In the sky, Mars looks like a bright, copper-colored star. It takes a telescope to be able to tell that it’s more than a dot, that it’s a whole world. And it takes a big telescope to be able to see any kind of detail on its surface.
But with the Mars Curiosity rover just days away from landing, I was wondering what Mars would look like if you could physically ride along. If you were somehow onboard the spacecraft that’s carrying the rover, and you had a window to look through, what would you be able to see today? Would Mars still be a red star? Or would you be able to make out the planet’s disc yet?
To find out, I fired up NASA’s Eyes on the Solar System site. This amazing tool creates realistic simulated views based on real data that let you follow any planet, moon or spacecraft across time and space, in 3D and in real time. You really just have to play with it to know what I mean.
Here are a few screenshots that show what I found, plus a short movie of what the final approach will look like.

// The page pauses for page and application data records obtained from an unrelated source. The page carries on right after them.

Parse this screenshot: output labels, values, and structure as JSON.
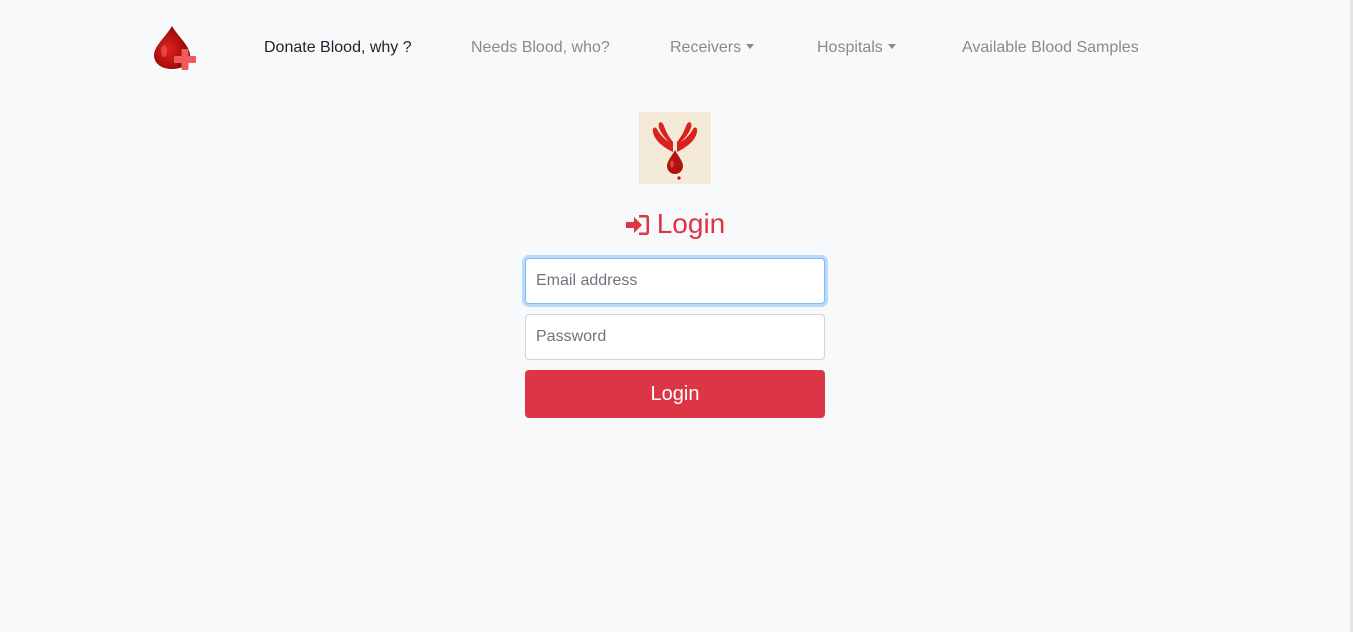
{
  "nav": {
    "brand_icon": "blood-drop-plus-icon",
    "items": [
      {
        "label": "Donate Blood, why ?",
        "active": true,
        "dropdown": false
      },
      {
        "label": "Needs Blood, who?",
        "active": false,
        "dropdown": false
      },
      {
        "label": "Receivers",
        "active": false,
        "dropdown": true
      },
      {
        "label": "Hospitals",
        "active": false,
        "dropdown": true
      },
      {
        "label": "Available Blood Samples",
        "active": false,
        "dropdown": false
      }
    ]
  },
  "login": {
    "image_icon": "hands-blood-drop-icon",
    "title": "Login",
    "title_icon": "sign-in-icon",
    "email_placeholder": "Email address",
    "email_value": "",
    "password_placeholder": "Password",
    "password_value": "",
    "submit_label": "Login"
  },
  "colors": {
    "accent": "#dc3545",
    "background": "#f8f9fa",
    "focus_border": "#80bdff"
  }
}
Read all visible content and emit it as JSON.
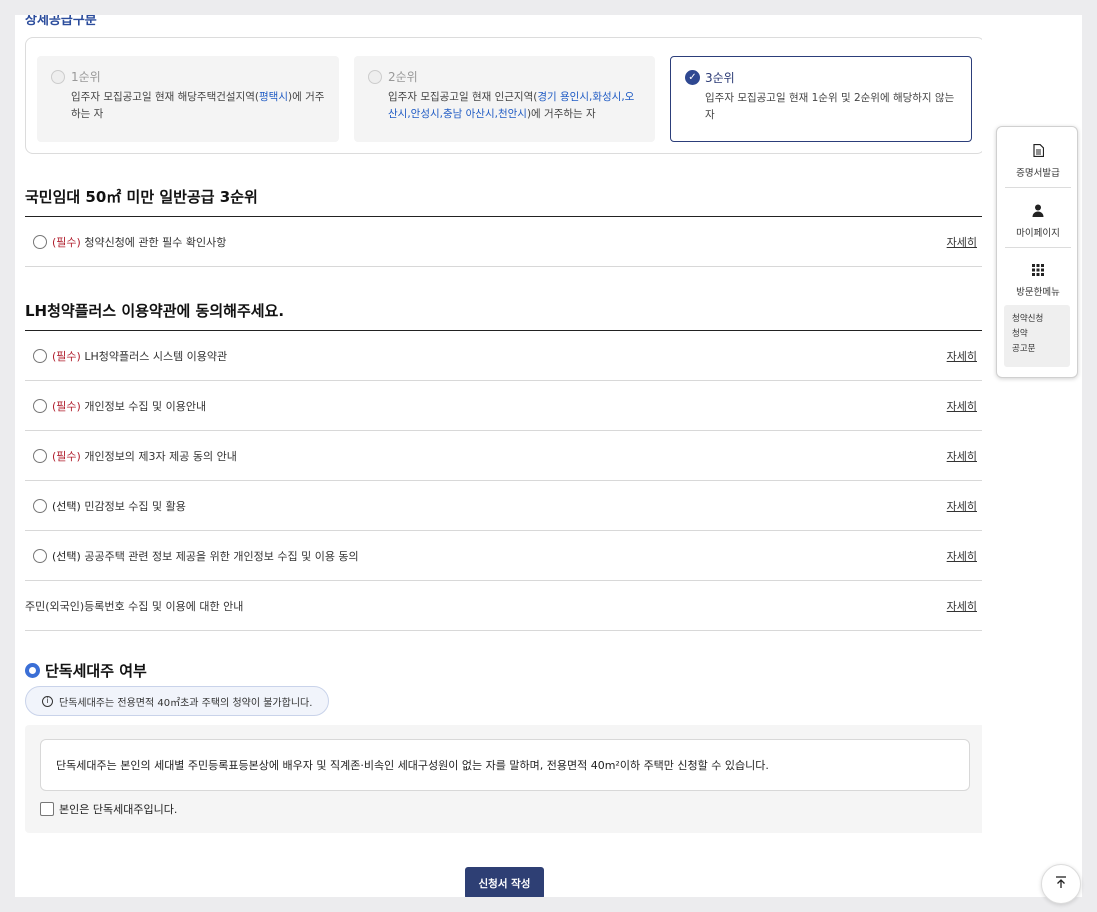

Update July 30: New – Check out the new entry, descent and landing simulation on Eyes!
30 Seconds to Mars
This video shows a time lapse view of the final day’s approach.
For a quick guide to the mission and the landing, see this one-page “cheat sheet“.
I had the privilege of sitting down with Dr. Ashwin Vasavada as part of the Riding with Robots podcast back in 2007. He’s deputy project scientist for the Mars Science Laboratory mission.
He gave a clear explanation of the mission’s goals, which haven’t changed since, but also offered a fascinating inside perspective on what it was like to build the rover and select the landing site—processes that were still ongoing at the time. We also talked about his experience with the ill-fated Mars Polar Lander, space exploration in general, and the dream mission he’d like to design.
(The image-enhanced podcast requires QuickTime to view.)